**Exercise description:**
The result must match the data exactly, line for line.

___ Available data

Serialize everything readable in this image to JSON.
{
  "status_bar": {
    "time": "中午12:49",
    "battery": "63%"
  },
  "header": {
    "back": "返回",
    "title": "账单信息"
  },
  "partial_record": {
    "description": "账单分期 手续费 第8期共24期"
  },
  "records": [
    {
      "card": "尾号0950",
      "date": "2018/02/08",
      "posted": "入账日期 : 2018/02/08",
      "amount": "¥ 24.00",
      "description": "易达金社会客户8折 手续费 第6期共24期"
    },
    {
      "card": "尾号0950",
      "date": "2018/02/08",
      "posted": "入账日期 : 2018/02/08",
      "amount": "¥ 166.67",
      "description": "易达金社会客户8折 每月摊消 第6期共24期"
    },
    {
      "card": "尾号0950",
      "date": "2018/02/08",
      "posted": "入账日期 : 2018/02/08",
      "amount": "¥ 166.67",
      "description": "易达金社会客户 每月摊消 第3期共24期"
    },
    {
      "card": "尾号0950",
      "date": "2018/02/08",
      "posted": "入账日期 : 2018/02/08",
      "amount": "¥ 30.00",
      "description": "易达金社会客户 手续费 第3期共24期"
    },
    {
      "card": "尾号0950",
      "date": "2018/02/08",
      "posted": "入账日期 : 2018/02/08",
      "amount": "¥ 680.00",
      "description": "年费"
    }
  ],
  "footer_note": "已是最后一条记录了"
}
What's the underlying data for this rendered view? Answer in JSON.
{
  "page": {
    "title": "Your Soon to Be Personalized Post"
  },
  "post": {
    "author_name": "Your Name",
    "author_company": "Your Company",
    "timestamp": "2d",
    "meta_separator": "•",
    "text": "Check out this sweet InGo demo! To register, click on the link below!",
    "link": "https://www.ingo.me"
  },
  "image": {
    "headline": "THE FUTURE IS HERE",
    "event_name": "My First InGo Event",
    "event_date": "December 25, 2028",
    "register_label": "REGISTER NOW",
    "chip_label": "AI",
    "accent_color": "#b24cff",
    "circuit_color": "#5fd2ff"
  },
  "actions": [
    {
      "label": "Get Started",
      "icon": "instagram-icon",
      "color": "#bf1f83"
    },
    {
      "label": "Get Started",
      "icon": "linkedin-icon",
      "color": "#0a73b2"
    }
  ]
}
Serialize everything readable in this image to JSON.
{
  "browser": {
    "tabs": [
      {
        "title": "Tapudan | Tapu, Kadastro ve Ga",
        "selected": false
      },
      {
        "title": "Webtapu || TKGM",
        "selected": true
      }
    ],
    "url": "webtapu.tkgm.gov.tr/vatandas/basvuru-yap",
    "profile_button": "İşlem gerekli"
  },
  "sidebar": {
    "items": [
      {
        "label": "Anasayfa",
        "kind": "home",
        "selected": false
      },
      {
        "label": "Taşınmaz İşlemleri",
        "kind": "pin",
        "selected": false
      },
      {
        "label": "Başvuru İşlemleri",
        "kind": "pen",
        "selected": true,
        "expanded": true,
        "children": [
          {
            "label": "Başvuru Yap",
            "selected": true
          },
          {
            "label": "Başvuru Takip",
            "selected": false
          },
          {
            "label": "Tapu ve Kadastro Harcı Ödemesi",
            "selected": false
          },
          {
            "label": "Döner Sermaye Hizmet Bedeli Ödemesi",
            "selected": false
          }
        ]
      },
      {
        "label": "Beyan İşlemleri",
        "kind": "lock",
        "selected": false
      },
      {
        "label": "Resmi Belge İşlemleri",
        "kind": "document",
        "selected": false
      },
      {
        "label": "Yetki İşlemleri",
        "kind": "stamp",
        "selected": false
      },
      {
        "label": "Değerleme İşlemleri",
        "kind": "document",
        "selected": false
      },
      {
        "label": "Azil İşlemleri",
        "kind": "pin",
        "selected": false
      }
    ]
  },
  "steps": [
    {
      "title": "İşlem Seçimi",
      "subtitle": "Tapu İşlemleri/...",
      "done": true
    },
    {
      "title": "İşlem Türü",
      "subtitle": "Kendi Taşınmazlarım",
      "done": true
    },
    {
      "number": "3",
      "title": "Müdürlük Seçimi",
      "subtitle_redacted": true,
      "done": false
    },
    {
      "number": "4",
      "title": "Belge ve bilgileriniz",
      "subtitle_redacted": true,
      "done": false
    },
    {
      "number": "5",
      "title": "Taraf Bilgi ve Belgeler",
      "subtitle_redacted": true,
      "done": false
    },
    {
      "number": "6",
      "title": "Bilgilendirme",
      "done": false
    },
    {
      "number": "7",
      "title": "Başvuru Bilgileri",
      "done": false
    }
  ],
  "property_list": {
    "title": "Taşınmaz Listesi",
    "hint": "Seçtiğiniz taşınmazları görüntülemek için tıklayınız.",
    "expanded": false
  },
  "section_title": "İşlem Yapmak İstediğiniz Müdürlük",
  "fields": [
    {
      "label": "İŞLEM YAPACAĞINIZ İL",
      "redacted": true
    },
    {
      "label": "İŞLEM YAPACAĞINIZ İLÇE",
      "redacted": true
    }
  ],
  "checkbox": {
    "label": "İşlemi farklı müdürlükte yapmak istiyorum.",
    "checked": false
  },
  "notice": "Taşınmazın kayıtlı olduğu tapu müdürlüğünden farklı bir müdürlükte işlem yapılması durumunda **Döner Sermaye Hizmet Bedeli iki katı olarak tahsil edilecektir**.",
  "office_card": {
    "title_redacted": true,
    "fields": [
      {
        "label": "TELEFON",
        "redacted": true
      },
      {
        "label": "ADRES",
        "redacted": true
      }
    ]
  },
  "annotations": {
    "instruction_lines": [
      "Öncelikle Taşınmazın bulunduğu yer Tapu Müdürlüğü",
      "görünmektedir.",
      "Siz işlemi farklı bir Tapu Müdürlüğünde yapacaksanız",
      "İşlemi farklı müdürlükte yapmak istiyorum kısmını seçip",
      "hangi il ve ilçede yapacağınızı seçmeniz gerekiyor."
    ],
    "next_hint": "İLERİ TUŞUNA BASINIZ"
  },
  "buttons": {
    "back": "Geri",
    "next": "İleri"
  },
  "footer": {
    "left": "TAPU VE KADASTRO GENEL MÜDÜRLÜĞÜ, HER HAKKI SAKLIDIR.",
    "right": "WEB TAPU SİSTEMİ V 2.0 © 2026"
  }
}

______

**Exercise solution:**
Serialize everything readable in this image to JSON.
{
  "status_bar": {
    "time": "中午12:49",
    "battery": "63%"
  },
  "header": {
    "back": "返回",
    "title": "账单信息"
  },
  "partial_record": {
    "description": "账单分期 手续费 第8期共24期"
  },
  "records": [
    {
      "card": "尾号0950",
      "date": "2018/02/08",
      "posted": "入账日期 : 2018/02/08",
      "amount": "¥ 24.00",
      "description": "易达金社会客户8折 手续费 第6期共24期"
    },
    {
      "card": "尾号0950",
      "date": "2018/02/08",
      "posted": "入账日期 : 2018/02/08",
      "amount": "¥ 166.67",
      "description": "易达金社会客户8折 每月摊消 第6期共24期"
    },
    {
      "card": "尾号0950",
      "date": "2018/02/08",
      "posted": "入账日期 : 2018/02/08",
      "amount": "¥ 166.67",
      "description": "易达金社会客户 每月摊消 第3期共24期"
    },
    {
      "card": "尾号0950",
      "date": "2018/02/08",
      "posted": "入账日期 : 2018/02/08",
      "amount": "¥ 30.00",
      "description": "易达金社会客户 手续费 第3期共24期"
    },
    {
      "card": "尾号0950",
      "date": "2018/02/08",
      "posted": "入账日期 : 2018/02/08",
      "amount": "¥ 680.00",
      "description": "年费"
    }
  ],
  "footer_note": "已是最后一条记录了"
}
What's the underlying data for this rendered view? Answer in JSON.
{
  "page": {
    "title": "Your Soon to Be Personalized Post"
  },
  "post": {
    "author_name": "Your Name",
    "author_company": "Your Company",
    "timestamp": "2d",
    "meta_separator": "•",
    "text": "Check out this sweet InGo demo! To register, click on the link below!",
    "link": "https://www.ingo.me"
  },
  "image": {
    "headline": "THE FUTURE IS HERE",
    "event_name": "My First InGo Event",
    "event_date": "December 25, 2028",
    "register_label": "REGISTER NOW",
    "chip_label": "AI",
    "accent_color": "#b24cff",
    "circuit_color": "#5fd2ff"
  },
  "actions": [
    {
      "label": "Get Started",
      "icon": "instagram-icon",
      "color": "#bf1f83"
    },
    {
      "label": "Get Started",
      "icon": "linkedin-icon",
      "color": "#0a73b2"
    }
  ]
}
Serialize everything readable in this image to JSON.
{
  "browser": {
    "tabs": [
      {
        "title": "Tapudan | Tapu, Kadastro ve Ga",
        "selected": false
      },
      {
        "title": "Webtapu || TKGM",
        "selected": true
      }
    ],
    "url": "webtapu.tkgm.gov.tr/vatandas/basvuru-yap",
    "profile_button": "İşlem gerekli"
  },
  "sidebar": {
    "items": [
      {
        "label": "Anasayfa",
        "kind": "home",
        "selected": false
      },
      {
        "label": "Taşınmaz İşlemleri",
        "kind": "pin",
        "selected": false
      },
      {
        "label": "Başvuru İşlemleri",
        "kind": "pen",
        "selected": true,
        "expanded": true,
        "children": [
          {
            "label": "Başvuru Yap",
            "selected": true
          },
          {
            "label": "Başvuru Takip",
            "selected": false
          },
          {
            "label": "Tapu ve Kadastro Harcı Ödemesi",
            "selected": false
          },
          {
            "label": "Döner Sermaye Hizmet Bedeli Ödemesi",
            "selected": false
          }
        ]
      },
      {
        "label": "Beyan İşlemleri",
        "kind": "lock",
        "selected": false
      },
      {
        "label": "Resmi Belge İşlemleri",
        "kind": "document",
        "selected": false
      },
      {
        "label": "Yetki İşlemleri",
        "kind": "stamp",
        "selected": false
      },
      {
        "label": "Değerleme İşlemleri",
        "kind": "document",
        "selected": false
      },
      {
        "label": "Azil İşlemleri",
        "kind": "pin",
        "selected": false
      }
    ]
  },
  "steps": [
    {
      "title": "İşlem Seçimi",
      "subtitle": "Tapu İşlemleri/...",
      "done": true
    },
    {
      "title": "İşlem Türü",
      "subtitle": "Kendi Taşınmazlarım",
      "done": true
    },
    {
      "number": "3",
      "title": "Müdürlük Seçimi",
      "subtitle_redacted": true,
      "done": false
    },
    {
      "number": "4",
      "title": "Belge ve bilgileriniz",
      "subtitle_redacted": true,
      "done": false
    },
    {
      "number": "5",
      "title": "Taraf Bilgi ve Belgeler",
      "subtitle_redacted": true,
      "done": false
    },
    {
      "number": "6",
      "title": "Bilgilendirme",
      "done": false
    },
    {
      "number": "7",
      "title": "Başvuru Bilgileri",
      "done": false
    }
  ],
  "property_list": {
    "title": "Taşınmaz Listesi",
    "hint": "Seçtiğiniz taşınmazları görüntülemek için tıklayınız.",
    "expanded": false
  },
  "section_title": "İşlem Yapmak İstediğiniz Müdürlük",
  "fields": [
    {
      "label": "İŞLEM YAPACAĞINIZ İL",
      "redacted": true
    },
    {
      "label": "İŞLEM YAPACAĞINIZ İLÇE",
      "redacted": true
    }
  ],
  "checkbox": {
    "label": "İşlemi farklı müdürlükte yapmak istiyorum.",
    "checked": false
  },
  "notice": "Taşınmazın kayıtlı olduğu tapu müdürlüğünden farklı bir müdürlükte işlem yapılması durumunda **Döner Sermaye Hizmet Bedeli iki katı olarak tahsil edilecektir**.",
  "office_card": {
    "title_redacted": true,
    "fields": [
      {
        "label": "TELEFON",
        "redacted": true
      },
      {
        "label": "ADRES",
        "redacted": true
      }
    ]
  },
  "annotations": {
    "instruction_lines": [
      "Öncelikle Taşınmazın bulunduğu yer Tapu Müdürlüğü",
      "görünmektedir.",
      "Siz işlemi farklı bir Tapu Müdürlüğünde yapacaksanız",
      "İşlemi farklı müdürlükte yapmak istiyorum kısmını seçip",
      "hangi il ve ilçede yapacağınızı seçmeniz gerekiyor."
    ],
    "next_hint": "İLERİ TUŞUNA BASINIZ"
  },
  "buttons": {
    "back": "Geri",
    "next": "İleri"
  },
  "footer": {
    "left": "TAPU VE KADASTRO GENEL MÜDÜRLÜĞÜ, HER HAKKI SAKLIDIR.",
    "right": "WEB TAPU SİSTEMİ V 2.0 © 2026"
  }
}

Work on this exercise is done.